Tom writes, "Understandable pride and hope, I'm sure, fuels the black 93 percent approval rating. My disapproval is the same with him as with most politicians. They say one thing when they're campaigning and then business as usual after you get in. I don't disapprove of Obama because he's black. I disapprove because he's just another politician."

James from Ohio writes, "What the news media is afraid to say that the whites hate having a black man in the oval office."

Blake writes, "It's no secret blacks have always had to work harder, be twice as good in order to gain the same respect and the president is no different. If McCain had won and accomplished all Obama has up to now, he would already have his face on Mt. Rushmore."

Ray writes, "What are you trying to do? Start riots in the treats again? I would guess that blacks see him as the second coming and he can do no wrong. Whites gave him a chance and his lack of leadership is really showing through. Way too arrogant for me."

Lewis writes from Virginia, "Obviously, Jack, if you were black, you would know. We're going to see him through his presidency and stick by him. He's doing better than the prior person who held that position."

K.C. says, "Racial conflicts in this country are like crashes at a NASCAR race. Everybody expects one, but no one will admit they're waiting to see one happen."

If you want to see more of the subject, check out my blog at

BLITZER: All right Jack. See you tomorrow. Thank you.

President Obama booed by the boy scouts. CNN's Jeanne Moos explains why the commander in chief got this most unusual reception.


BLITZER: The commander in chief jeered at a jamboree? Here's CNN's Jeanne Moos.


JEANNE MOOS, CNN CORRESPONDENT: It's bad enough getting booed whether you're busted for dog fighting or competing for Ms. Universe.


MOOS: But imagine getting booed by the boy scouts. And the person they're booing is the president of the United States. Actually, what they were booing was President Obama sending a taped message instead of coming in person to the recent Boy Scout jamboree. Some 45,000 scouts were celebrating the 100th anniversary of scouting. Two months earlier the white house informed the scouts that the president had prior commitments.
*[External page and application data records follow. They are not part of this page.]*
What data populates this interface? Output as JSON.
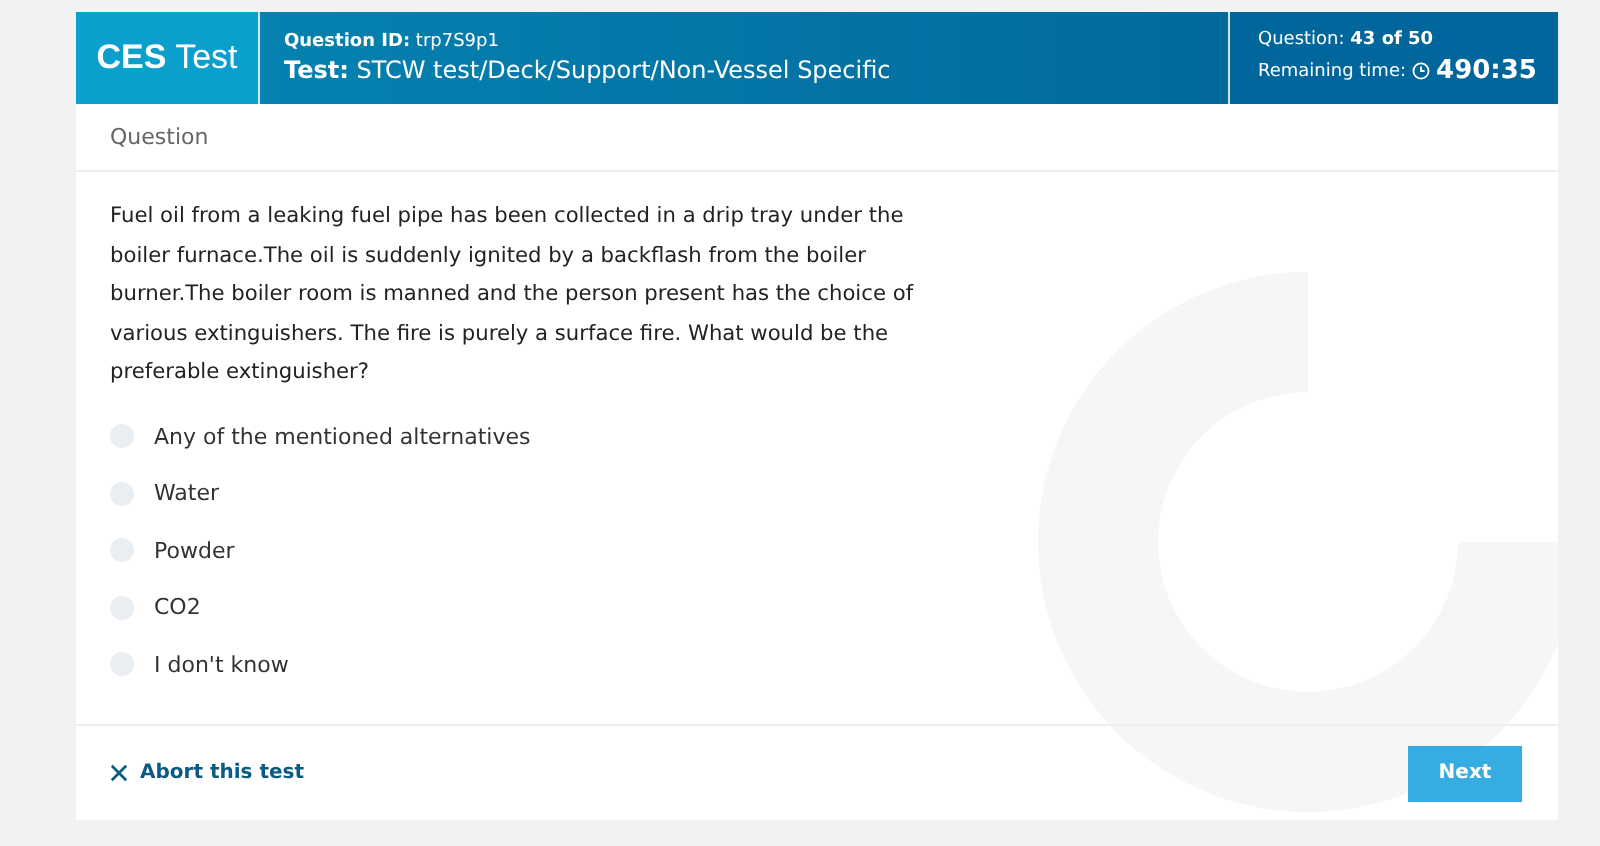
{
  "header": {
    "logo": "**CES** Test",
    "question_id": "**Question ID:** trp7S9p1",
    "test": "**Test:** STCW test/Deck/Support/Non-Vessel Specific",
    "progress": "Question: **43 of 50**",
    "remaining_label": "Remaining time:",
    "remaining_time": "490:35"
  },
  "section_title": "Question",
  "question": "Fuel oil from a leaking fuel pipe has been collected in a drip tray under the boiler furnace.The oil is suddenly ignited by a backflash from the boiler burner.The boiler room is manned and the person present has the choice of various extinguishers. The fire is purely a surface fire. What would be the preferable extinguisher?",
  "options": [
    {
      "label": "Any of the mentioned alternatives",
      "selected": false
    },
    {
      "label": "Water",
      "selected": false
    },
    {
      "label": "Powder",
      "selected": false
    },
    {
      "label": "CO2",
      "selected": false
    },
    {
      "label": "I don't know",
      "selected": false
    }
  ],
  "footer": {
    "abort": "Abort this test",
    "next": "Next"
  }
}
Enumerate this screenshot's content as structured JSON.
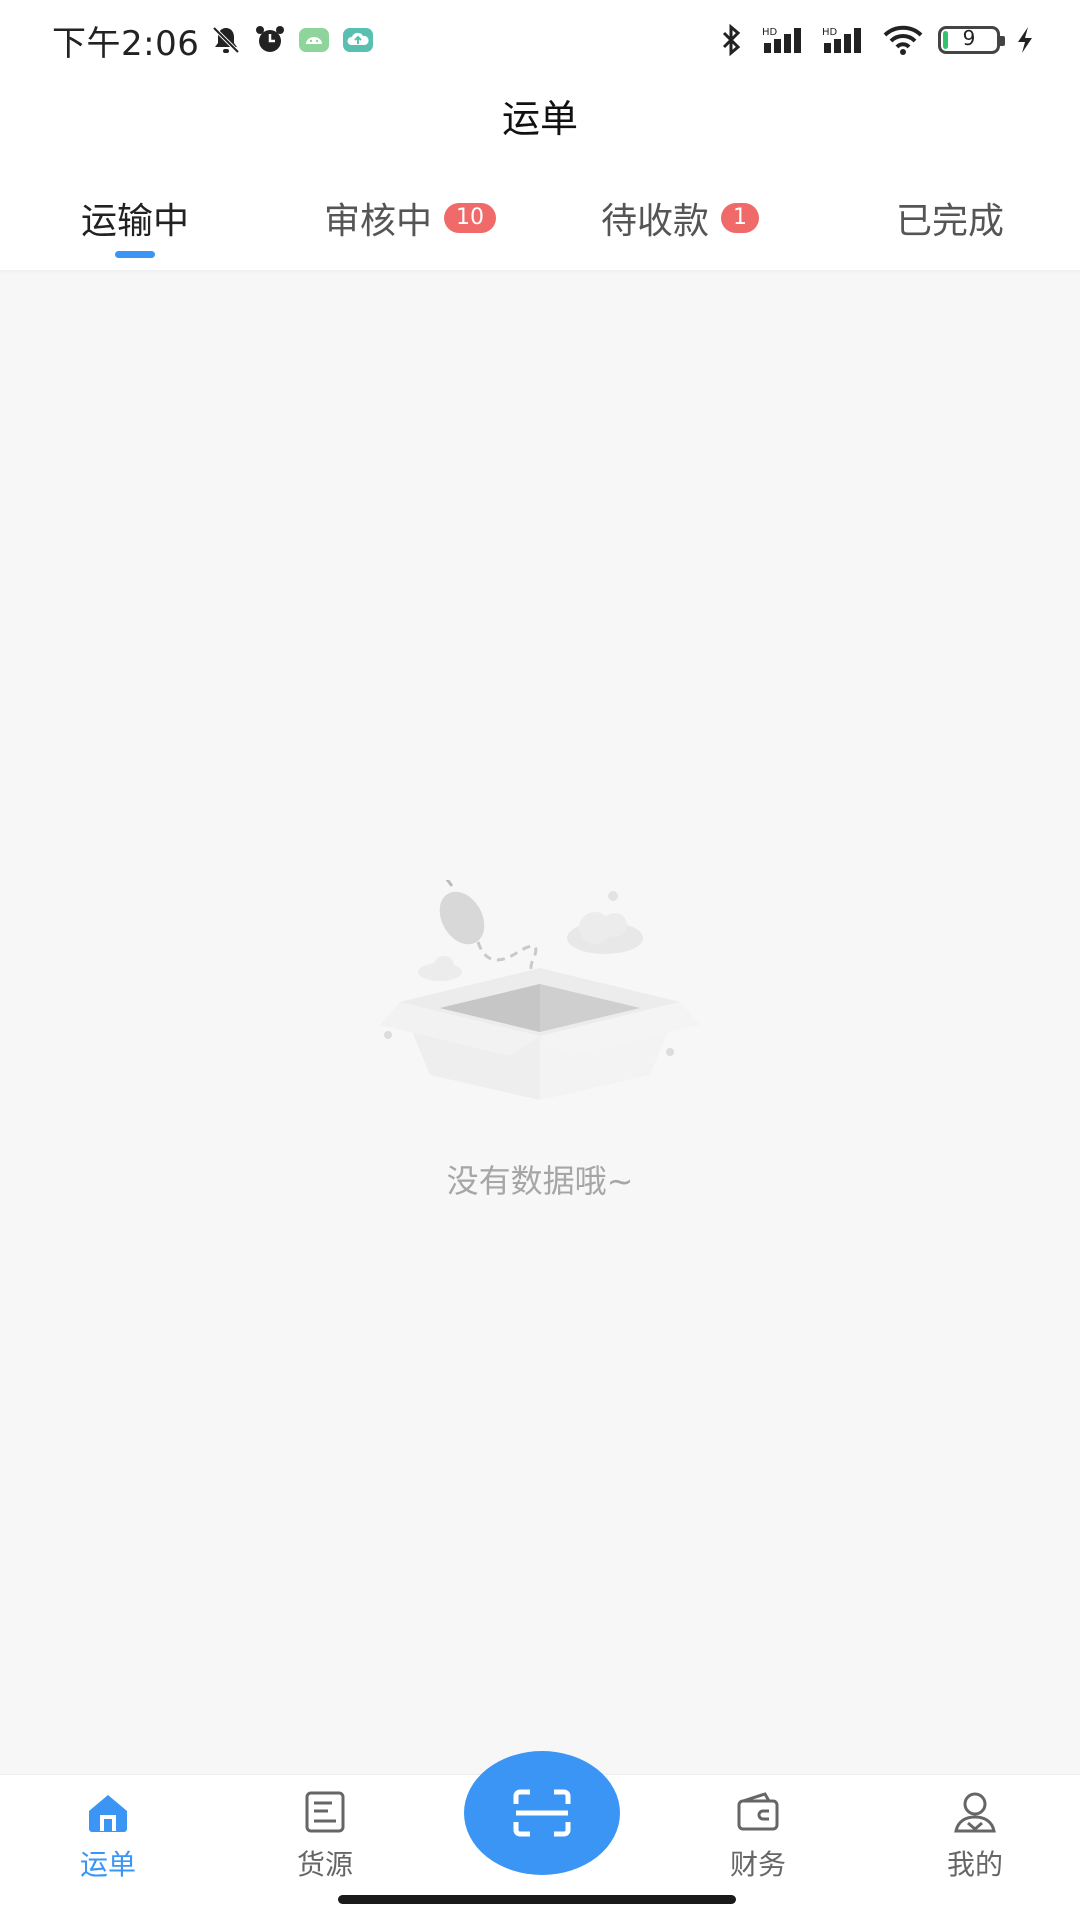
{
  "status_bar": {
    "time": "下午2:06",
    "battery_level": "9"
  },
  "header": {
    "title": "运单"
  },
  "tabs": [
    {
      "label": "运输中",
      "active": true
    },
    {
      "label": "审核中",
      "badge": "10"
    },
    {
      "label": "待收款",
      "badge": "1"
    },
    {
      "label": "已完成"
    }
  ],
  "empty_state": {
    "message": "没有数据哦~"
  },
  "bottom_nav": {
    "items": [
      {
        "label": "运单",
        "icon": "home-icon",
        "active": true
      },
      {
        "label": "货源",
        "icon": "list-icon"
      },
      {
        "label": "财务",
        "icon": "wallet-icon"
      },
      {
        "label": "我的",
        "icon": "user-icon"
      }
    ],
    "center_icon": "scan-icon"
  },
  "colors": {
    "accent": "#3a95f4",
    "badge": "#f06a6a",
    "background": "#f7f7f7"
  }
}
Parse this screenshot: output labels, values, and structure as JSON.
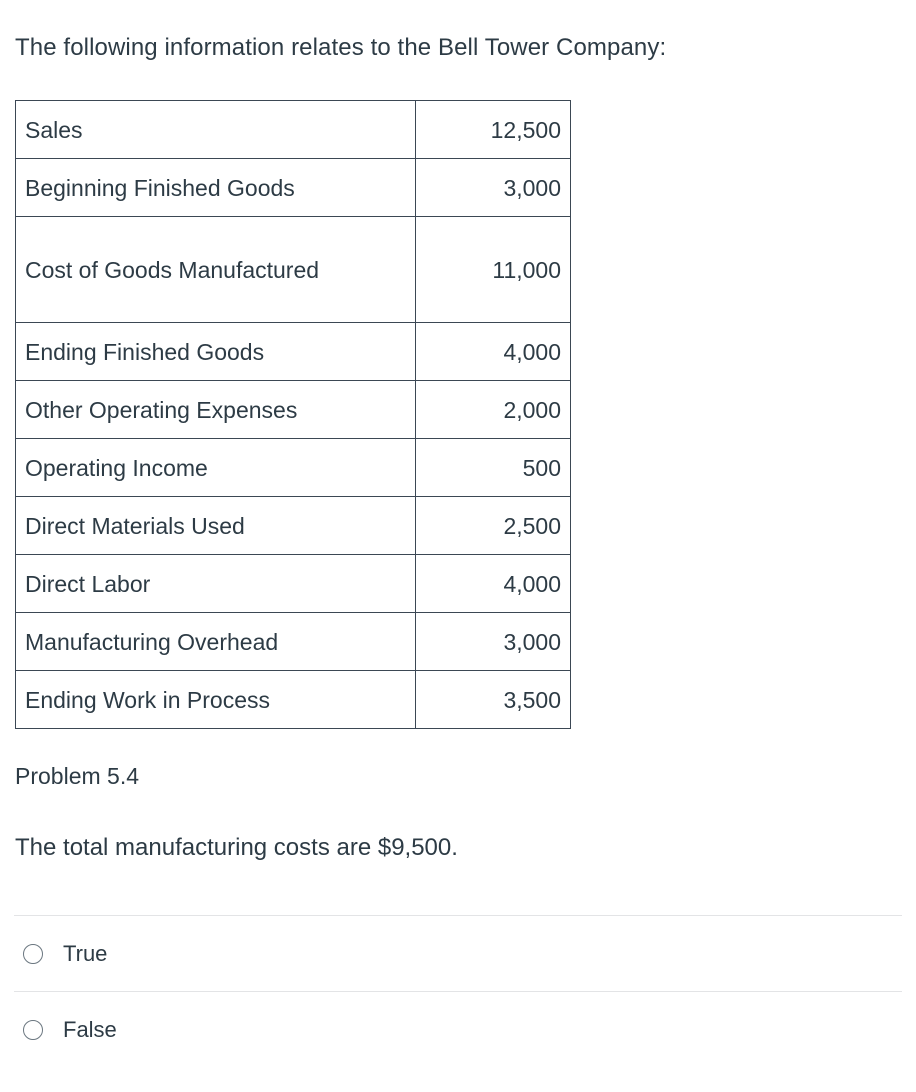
{
  "intro": {
    "text": "The following information relates to the Bell Tower Company:"
  },
  "table": {
    "rows": [
      {
        "label": "Sales",
        "value": "12,500",
        "tall": false
      },
      {
        "label": "Beginning Finished Goods",
        "value": "3,000",
        "tall": false
      },
      {
        "label": "Cost of Goods Manufactured",
        "value": "11,000",
        "tall": true
      },
      {
        "label": "Ending Finished Goods",
        "value": "4,000",
        "tall": false
      },
      {
        "label": "Other Operating Expenses",
        "value": "2,000",
        "tall": false
      },
      {
        "label": "Operating Income",
        "value": "500",
        "tall": false
      },
      {
        "label": "Direct Materials Used",
        "value": "2,500",
        "tall": false
      },
      {
        "label": "Direct Labor",
        "value": "4,000",
        "tall": false
      },
      {
        "label": "Manufacturing Overhead",
        "value": "3,000",
        "tall": false
      },
      {
        "label": "Ending Work in Process",
        "value": "3,500",
        "tall": false
      }
    ]
  },
  "problem": {
    "label": "Problem 5.4",
    "statement": "The total manufacturing costs are $9,500."
  },
  "answers": {
    "options": [
      {
        "label": "True",
        "selected": false
      },
      {
        "label": "False",
        "selected": false
      }
    ]
  },
  "colors": {
    "text": "#2d3b45",
    "table_border": "#3b4754",
    "divider": "#e3e4e6",
    "radio_border": "#6b7780",
    "background": "#ffffff"
  }
}
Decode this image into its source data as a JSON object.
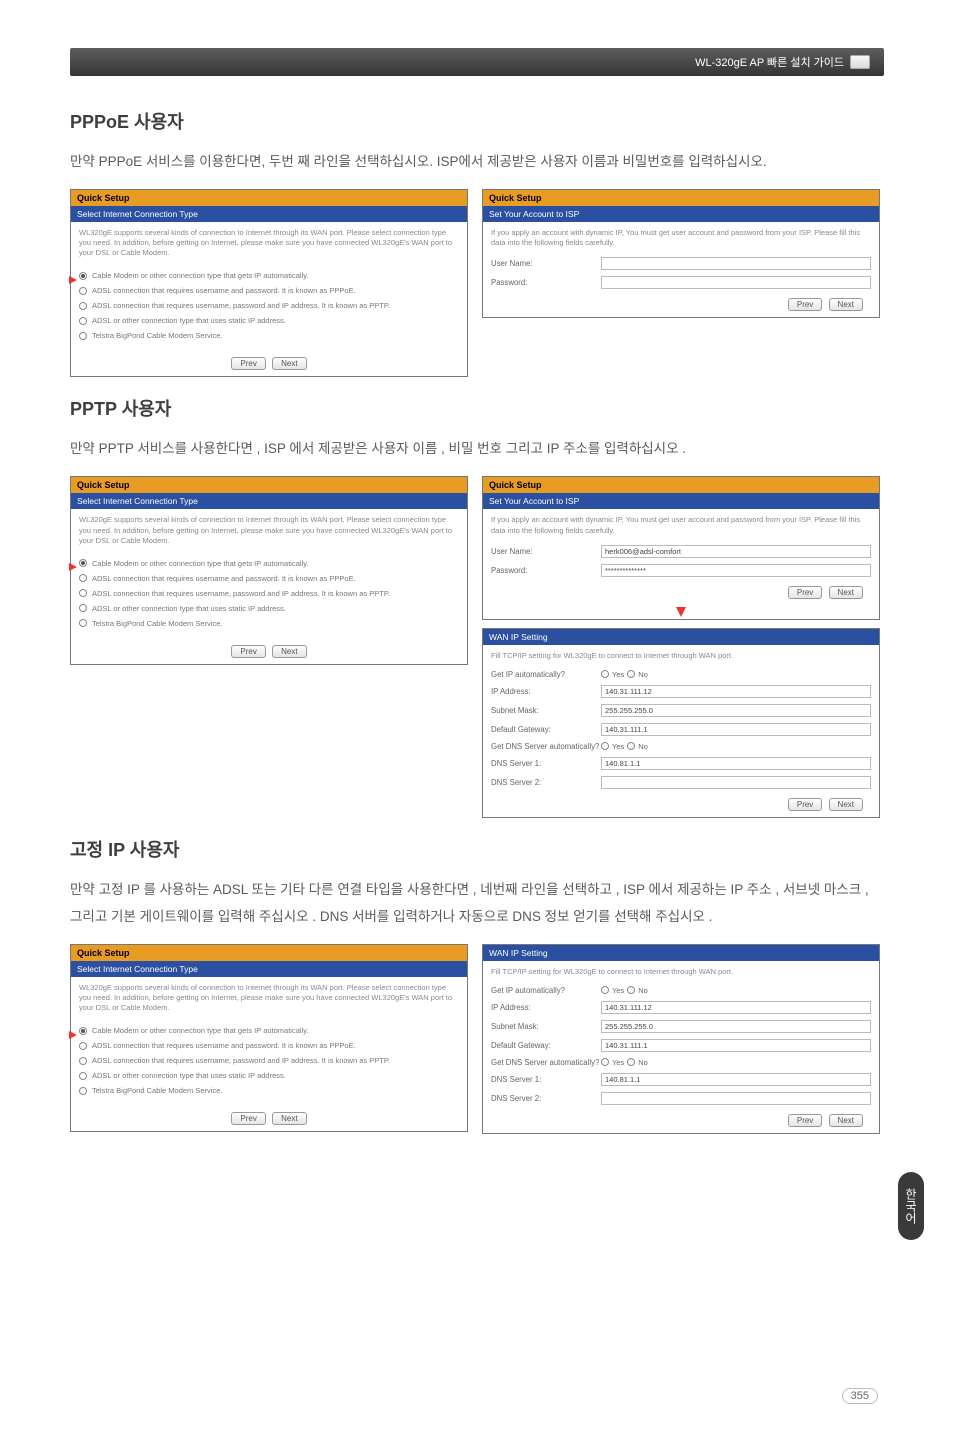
{
  "header": {
    "product": "WL-320gE AP 빠른 설치 가이드"
  },
  "section1": {
    "title": "PPPoE 사용자",
    "body": "만약 PPPoE 서비스를 이용한다면, 두번 째 라인을 선택하십시오. ISP에서 제공받은 사용자 이름과 비밀번호를 입력하십시오."
  },
  "section2": {
    "title": "PPTP 사용자",
    "body": "만약 PPTP 서비스를 사용한다면 , ISP 에서 제공받은 사용자 이름 , 비밀 번호 그리고 IP 주소를 입력하십시오 ."
  },
  "section3": {
    "title": "고정 IP 사용자",
    "body": "만약 고정 IP 를 사용하는 ADSL 또는 기타 다른 연결 타입을 사용한다면 , 네번째 라인을 선택하고 , ISP 에서 제공하는 IP 주소 , 서브넷 마스크 , 그리고 기본 게이트웨이를 입력해 주십시오 . DNS 서버를 입력하거나 자동으로 DNS 정보 얻기를 선택해 주십시오 ."
  },
  "quick_setup": {
    "title": "Quick Setup",
    "blue": "Select Internet Connection Type",
    "intro": "WL320gE supports several kinds of connection to Internet through its WAN port. Please select connection type you need. In addition, before getting on Internet, please make sure you have connected WL320gE's WAN port to your DSL or Cable Modem.",
    "r1": "Cable Modem or other connection type that gets IP automatically.",
    "r2": "ADSL connection that requires username and password. It is known as PPPoE.",
    "r3": "ADSL connection that requires username, password and IP address. It is known as PPTP.",
    "r4": "ADSL or other connection type that uses static IP address.",
    "r5": "Telstra BigPond Cable Modem Service.",
    "prev": "Prev",
    "next": "Next"
  },
  "isp_panel": {
    "title": "Quick Setup",
    "blue": "Set Your Account to ISP",
    "intro": "If you apply an account with dynamic IP, You must get user account and password from your ISP. Please fill this data into the following fields carefully.",
    "user_label": "User Name:",
    "pass_label": "Password:",
    "user_value": "herk006@adsl-comfort",
    "pass_value": "**************"
  },
  "wan_ip": {
    "title": "WAN IP Setting",
    "intro": "Fill TCP/IP setting for WL320gE to connect to Internet through WAN port.",
    "row1": "Get IP automatically?",
    "row2": "IP Address:",
    "row3": "Subnet Mask:",
    "row4": "Default Gateway:",
    "row5": "Get DNS Server automatically?",
    "row6": "DNS Server 1:",
    "row7": "DNS Server 2:",
    "yes": "Yes",
    "no": "No",
    "v_ip": "140.31.111.12",
    "v_mask": "255.255.255.0",
    "v_gw": "140.31.111.1",
    "v_dns1": "140.81.1.1"
  },
  "sideTab": "한국어",
  "pageNumber": "355"
}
UNIDENTIFIED MALE: It doesn't really bother me. UNIDENTIFIED MALE: Disappointed, but, I mean busy man. What do you do?

MOOS: Just a few days after those interviews ...

PRES. BARACK OBAMA (D), UNITES STATES: Scouts just like you.

MOOS: Scouts just like these booed the president's message. And this 23-second video made its way to conservative websites that slammed the president for forsaking the Boy Scouts to appear on "The View." Some figure the booing tape was somehow doctored. I don't believe for one second that this 23 seconds of film is accurate. Believe it. Some Boy Scouts booed, trust me, scouts honor. The Boy Scout who shouted wouldn't do an interview, but he told us that though he didn't boo, there was a moderate amount of booing going on around him, mostly from scouts annoyed, not because of the president's policies, but because he didn't show up as six previous presidents have. The White House says "The View" had nothing to do with this, that the president was already scheduled to be on the road that day.

JON STEWART, TALK SHOW HOST: Look on the bright side, Boy Scouts get their merit badge for crushing disappointment.

MOOS: Now on the face of it booing, it would seem to go against some of the 12 tenants of Boy Scout law. A boy scout is trustworthy, loyal, helpful, friendly, courteous, kind, wait a minute, courteous and kind? Statement from the Boy Scouts says the organization does not condone booing ...

UNIDENTIFIED FEMALE: I hope you're watching this!

MOOS: If the president's watching this, the jamboree returns in four years.

OBAMA: I, Barack Hussein Obama, do solemnly wear.

MOOS: That if re-elected I will try to make it to the next jamboree.

Jeanne Moos, CNN, New York.


BLITZER: I'm Wolf Blitzer in THE SITUATION ROOM. "JOHN KING USA" starts right now.